Submitted by: Gary Beckman

Institution: The University of Texas at Austin

Course Title: "Entrepreneurship in the Arts"

Division Offered: College of Fine Arts - Fall 2006

Demographic: Undergraduates [Fine Arts, Liberal Arts & Business] & Graduates [Fine Arts]

Date: 9/1/06

Type of Activity: Classroom Discussion (45 minutes)

Learning Objectives

1) To distinguish between venture "replication" and "entrepreneurship."

2) To demonstrate that an "entrepreneur" or an "entrepreneurial activity" is based upon the perspective of both the observer and the participant.

3) To introduce the concept of "risk" as perspective; it can traverse intersecting domains.

Student Evaluation Method: 3-5 page paper.

Description: The following scenario is described to the class:

" An individual with 3 children and a spouse has a lifelong dream to open a typical convenient store near a busy state highway. After taking a second mortgage on their house ($75,000), borrowing a substantial sum from friends & family members ($125,000) and securing a bank loan ($25,000), this person embarks on the venture."

The following questions are posed to the class:

1) Is this venture replication or entrepreneurship?

1a) Can it be both?

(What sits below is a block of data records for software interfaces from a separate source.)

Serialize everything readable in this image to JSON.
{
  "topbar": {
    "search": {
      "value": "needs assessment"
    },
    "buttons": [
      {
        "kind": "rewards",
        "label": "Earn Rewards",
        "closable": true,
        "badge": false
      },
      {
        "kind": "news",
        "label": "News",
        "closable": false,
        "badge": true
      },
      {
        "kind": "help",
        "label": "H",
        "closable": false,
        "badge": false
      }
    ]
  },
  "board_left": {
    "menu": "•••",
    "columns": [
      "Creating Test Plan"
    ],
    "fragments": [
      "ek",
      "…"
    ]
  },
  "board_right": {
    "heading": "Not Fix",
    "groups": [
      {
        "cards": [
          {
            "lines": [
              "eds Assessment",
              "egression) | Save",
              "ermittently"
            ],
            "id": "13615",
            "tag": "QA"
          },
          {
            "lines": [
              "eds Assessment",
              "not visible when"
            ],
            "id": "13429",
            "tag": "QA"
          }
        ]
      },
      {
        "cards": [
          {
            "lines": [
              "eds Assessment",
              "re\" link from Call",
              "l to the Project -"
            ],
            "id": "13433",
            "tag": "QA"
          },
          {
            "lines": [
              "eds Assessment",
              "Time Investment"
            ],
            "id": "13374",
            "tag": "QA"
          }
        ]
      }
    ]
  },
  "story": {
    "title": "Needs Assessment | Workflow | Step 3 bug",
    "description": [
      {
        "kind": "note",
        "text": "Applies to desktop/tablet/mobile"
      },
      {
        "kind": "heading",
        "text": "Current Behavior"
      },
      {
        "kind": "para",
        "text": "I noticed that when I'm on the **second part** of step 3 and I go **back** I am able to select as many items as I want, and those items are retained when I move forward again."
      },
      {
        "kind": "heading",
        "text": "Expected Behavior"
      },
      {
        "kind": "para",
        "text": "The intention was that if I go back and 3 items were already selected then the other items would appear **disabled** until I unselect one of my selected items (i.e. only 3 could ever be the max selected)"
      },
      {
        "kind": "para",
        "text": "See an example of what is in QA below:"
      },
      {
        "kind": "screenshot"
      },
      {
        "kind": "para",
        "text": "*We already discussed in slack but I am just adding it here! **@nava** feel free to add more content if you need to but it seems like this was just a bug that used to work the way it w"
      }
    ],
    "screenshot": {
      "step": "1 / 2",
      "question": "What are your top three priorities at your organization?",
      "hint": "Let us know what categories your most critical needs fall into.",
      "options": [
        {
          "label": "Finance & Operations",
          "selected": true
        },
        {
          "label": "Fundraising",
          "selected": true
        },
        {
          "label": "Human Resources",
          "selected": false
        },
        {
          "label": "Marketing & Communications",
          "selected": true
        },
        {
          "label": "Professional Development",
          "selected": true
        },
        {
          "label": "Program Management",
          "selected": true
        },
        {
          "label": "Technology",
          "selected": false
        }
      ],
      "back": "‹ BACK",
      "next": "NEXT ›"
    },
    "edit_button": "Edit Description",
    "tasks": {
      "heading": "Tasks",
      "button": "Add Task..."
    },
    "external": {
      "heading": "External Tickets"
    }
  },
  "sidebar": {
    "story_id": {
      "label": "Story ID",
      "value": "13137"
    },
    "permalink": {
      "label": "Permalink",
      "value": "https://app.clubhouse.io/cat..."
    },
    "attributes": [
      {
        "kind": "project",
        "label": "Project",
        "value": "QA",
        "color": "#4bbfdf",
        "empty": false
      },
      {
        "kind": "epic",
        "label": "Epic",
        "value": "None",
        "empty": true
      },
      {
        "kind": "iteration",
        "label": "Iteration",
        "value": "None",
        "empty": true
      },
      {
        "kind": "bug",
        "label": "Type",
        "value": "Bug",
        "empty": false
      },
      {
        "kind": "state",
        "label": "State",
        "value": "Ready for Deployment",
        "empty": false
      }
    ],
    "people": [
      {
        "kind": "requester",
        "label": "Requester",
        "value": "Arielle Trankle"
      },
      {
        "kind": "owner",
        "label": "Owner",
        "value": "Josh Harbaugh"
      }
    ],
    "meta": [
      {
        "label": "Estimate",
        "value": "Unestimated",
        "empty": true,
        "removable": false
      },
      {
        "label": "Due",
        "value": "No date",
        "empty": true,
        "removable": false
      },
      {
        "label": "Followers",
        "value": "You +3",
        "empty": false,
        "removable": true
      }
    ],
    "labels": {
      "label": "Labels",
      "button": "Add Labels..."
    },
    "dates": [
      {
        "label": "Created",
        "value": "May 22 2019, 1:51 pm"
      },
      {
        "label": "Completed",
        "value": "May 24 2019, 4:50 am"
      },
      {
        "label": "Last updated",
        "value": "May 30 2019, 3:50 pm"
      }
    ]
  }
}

2) Is this an entrepreneurial activity?

2a) From whose perspective? - Some economic theories maintain that a new business must be innovative to earn the moniker "entrepreneurial." Others opine that an entrepreneur is simply one who assumes risk for a venture or starts a new organization. Who's right? What other views may exist?

2b) What are the determining factors in defining an "entrepreneurial activity?" - An innovative product or service? The amount of risk assumed? The potential benefit to the public? The development of new markets? The fulfillment of a personal goal?

3) The individual is assuming a significant financial risk. What other risks are assumed? (Familial relationships, macro & micro economic factors, state highway commission policy, federal government highway appropriations, driving habits, gasoline prices, etc.).

Instructor Comments: The purpose of this exercise is to engage students in what defines an entrepreneurial activity on an individual basis. The paper required at the next class meeting is an opportunity for students to introspect about their own levels of risk assumption and how they define entrepreneurship or venture replication. This sets the research parameters for their capstone course project. (In this case, a feasibility study on starting an arts venture of their choosing).

I've used this exercise frequently with fantastic results. Students (especially undergrads) welcome the opportunity to voice their opinions and seem to embrace the challenge of "backing up" their views - though I'll admit this pedagogical tact is new to most. What is especially informative are the differing perceptions of entrepreneurship students take into the course. Since I teach "Entrepreneurship in the Arts" as an opportunity to be intellectually creative about something that intersects with Art, this discussion (it occurs on the second class day in the syllabus) helps break down the assumption that the class is about test-taking. I also like asking students to think and write about themselves in a particular context instead of replicating course content. Though the assignment is required to be 3-5 pages, I regularly receive papers that double or nearly triple that amount.